This episode is one of Dini’s weaker plots because Kane is a pretty one-dimensional character, but Dini’s attention to the emotional life of his heroes keeps this episode from falling into the reject pile. Dini ended up carrying the relationship between Bruce and Zatanna with him for his Detective Comics run, largely to make up for the damage done to both characters in Identity Crisis, and this episode shows why that relationship has proven so effective. We don’t know the extent of Bruce’s relationship with Zatanna, but the nicknames and general touchy-feely atmosphere between the two suggest a few casual hookups at least. Bruce and Zatanna could have had a future together, but they were on two distinctly different paths. In a telling flashback moment, Zatanna asks Bruce to pick a card and she will tell him his future. She guesses that he pulls the two of hearts, cozying up to him as he corrects her with the correct card: Joker. Zatanna is a romantic, Batman is a superhero.

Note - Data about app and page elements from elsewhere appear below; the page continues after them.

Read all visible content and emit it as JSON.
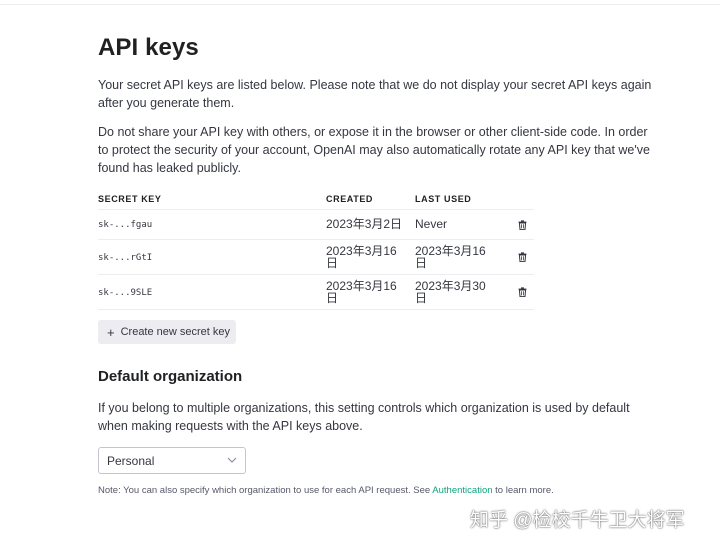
{
  "page": {
    "title": "API keys",
    "intro": "Your secret API keys are listed below. Please note that we do not display your secret API keys again after you generate them.",
    "warning": "Do not share your API key with others, or expose it in the browser or other client-side code. In order to protect the security of your account, OpenAI may also automatically rotate any API key that we've found has leaked publicly."
  },
  "table": {
    "headers": {
      "key": "SECRET KEY",
      "created": "CREATED",
      "last_used": "LAST USED"
    },
    "rows": [
      {
        "key": "sk-...fgau",
        "created": "2023年3月2日",
        "last_used": "Never"
      },
      {
        "key": "sk-...rGtI",
        "created": "2023年3月16日",
        "last_used": "2023年3月16日"
      },
      {
        "key": "sk-...9SLE",
        "created": "2023年3月16日",
        "last_used": "2023年3月30日"
      }
    ],
    "delete_icon": "trash-icon"
  },
  "create_button": {
    "icon": "+",
    "label": "Create new secret key"
  },
  "org": {
    "heading": "Default organization",
    "description": "If you belong to multiple organizations, this setting controls which organization is used by default when making requests with the API keys above.",
    "selected": "Personal",
    "note_prefix": "Note: You can also specify which organization to use for each API request. See ",
    "note_link": "Authentication",
    "note_suffix": " to learn more."
  },
  "watermark": "知乎 @检校千牛卫大将军",
  "colors": {
    "link": "#10a37f",
    "button_bg": "#ececf1",
    "border": "#ececf1",
    "text": "#353740"
  }
}
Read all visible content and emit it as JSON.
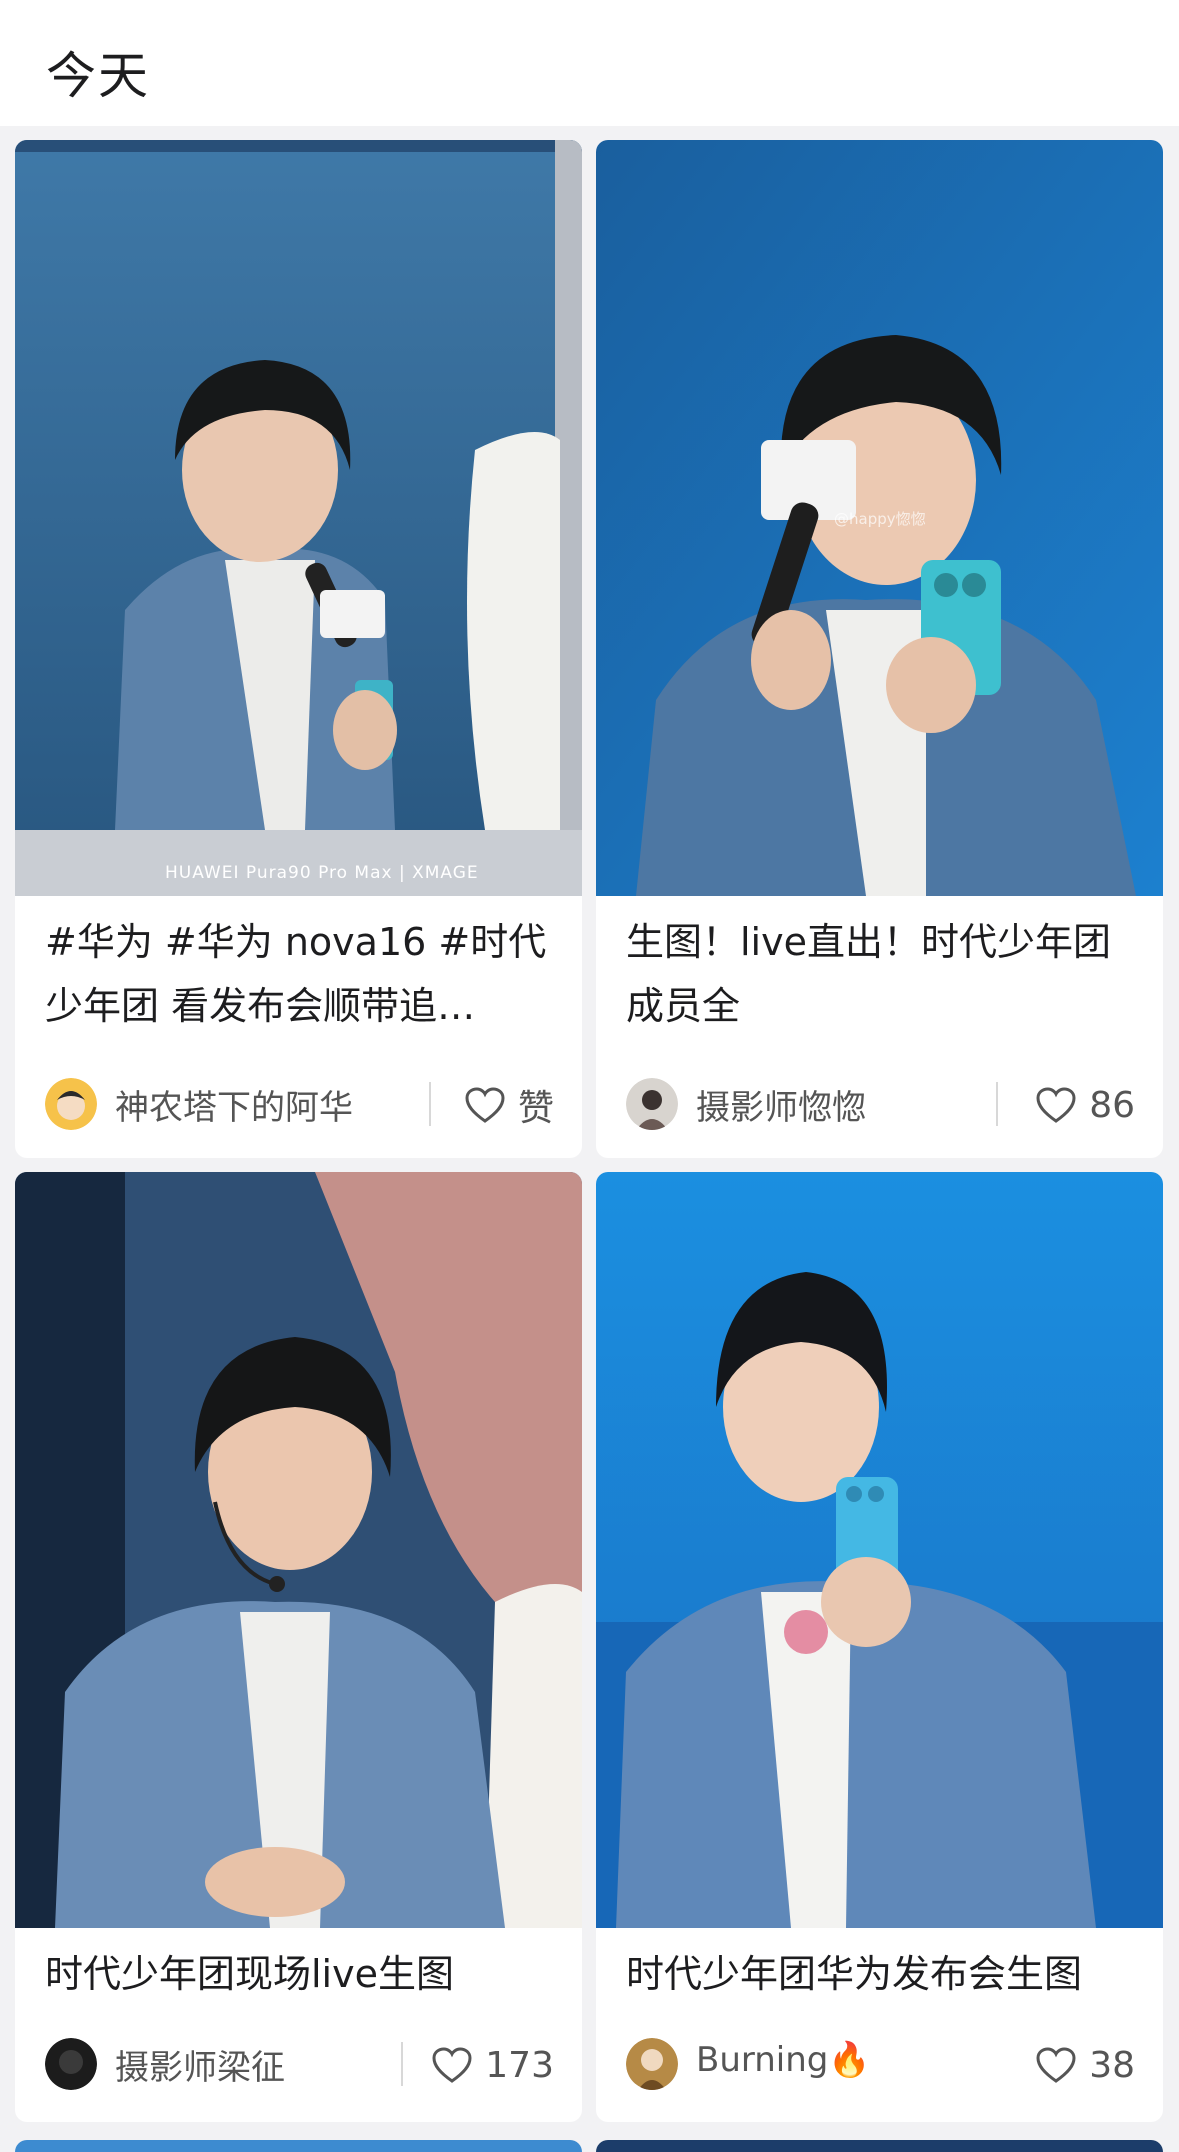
{
  "header": {
    "title": "今天"
  },
  "cards": [
    {
      "caption": "#华为 #华为 nova16 #时代少年团 看发布会顺带追…",
      "author": "神农塔下的阿华",
      "likes": "赞",
      "photo_overlay": "HUAWEI Pura90 Pro Max | XMAGE",
      "bg_color": "#3a6f9e"
    },
    {
      "caption": "生图！live直出！时代少年团成员全",
      "author": "摄影师惚惚",
      "likes": "86",
      "photo_overlay": "@happy惚惚",
      "bg_color": "#1d6fb5"
    },
    {
      "caption": "时代少年团现场live生图",
      "author": "摄影师梁征",
      "likes": "173",
      "bg_color": "#2a4d77"
    },
    {
      "caption": "时代少年团华为发布会生图",
      "author": "Burning🔥",
      "likes": "38",
      "bg_color": "#1f8bd8"
    }
  ],
  "colors": {
    "accent": "#e23b3b",
    "text": "#1d1d1f",
    "muted": "#555555"
  }
}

When Zatanna makes the connection between Bruce and Batman, she’s pitifully asks him, “What happened that made you put this on?” He replies, “A painful memory, and a promise.” Zatara trained Bruce because he saw something “deep and painful” inside, and now Zatanna sees it too. She leaves her friend with words of encouragement and a signed autograph, and Batman has been magically transformed by their reunion, having gained approval from his past and a new ally in the present.
- Batman Beatdown: Chained to Zatanna and dangling on a net thousands of feet in the air, Batman frees himself and swings the chain at Dr. Kane, wrapping it around him and pulling him off the plane. He must have learned how to handle a chain from old episodes of “The Gray Ghost.”
- Zatanna Zinger: After being framed, tied up, and thrown out of an airplane, Zatanna puts the magic to the side for her solution to the Dr. Kane problem. As he sits in the pilot’s chair, Zatanna gently tapping on Kane on the shoulder, reminding him, “A magician never does the same trick twice!” and punching him in the face. Ow.
- Thanks to Eric Garneau for showing me this awesome B:TAS timeline. Although the writer forgets to put the “Night of the Ninja” and “Zatanna” flashbacks at the beginning.
- “Always used to say you had a very hard head. He didn't know the half of it.”
- “Stay in bed the whole day, understand?” “Right.”
- “Get out, or so help me I’ll knock your brains across the street.”
- “Rose, thorne, of course. How clever, in a prosaic kind of way.”
- “I was a different person then.” “Yes. Intense, driven, moody... she'd never recognize you now.”
- “No, there was something inside you I had no right to deny, something deep and painful.”
- “What do you care about some leggy dame in nylons? Or have I answered my own question?”
- “You're sure there's nobody you want to call? A friend, relative... a husband, maybe?” Smooth, Bruce.
- “You know, I've got the weirdest feeling that we've met before.” “I… just have that kind of face.”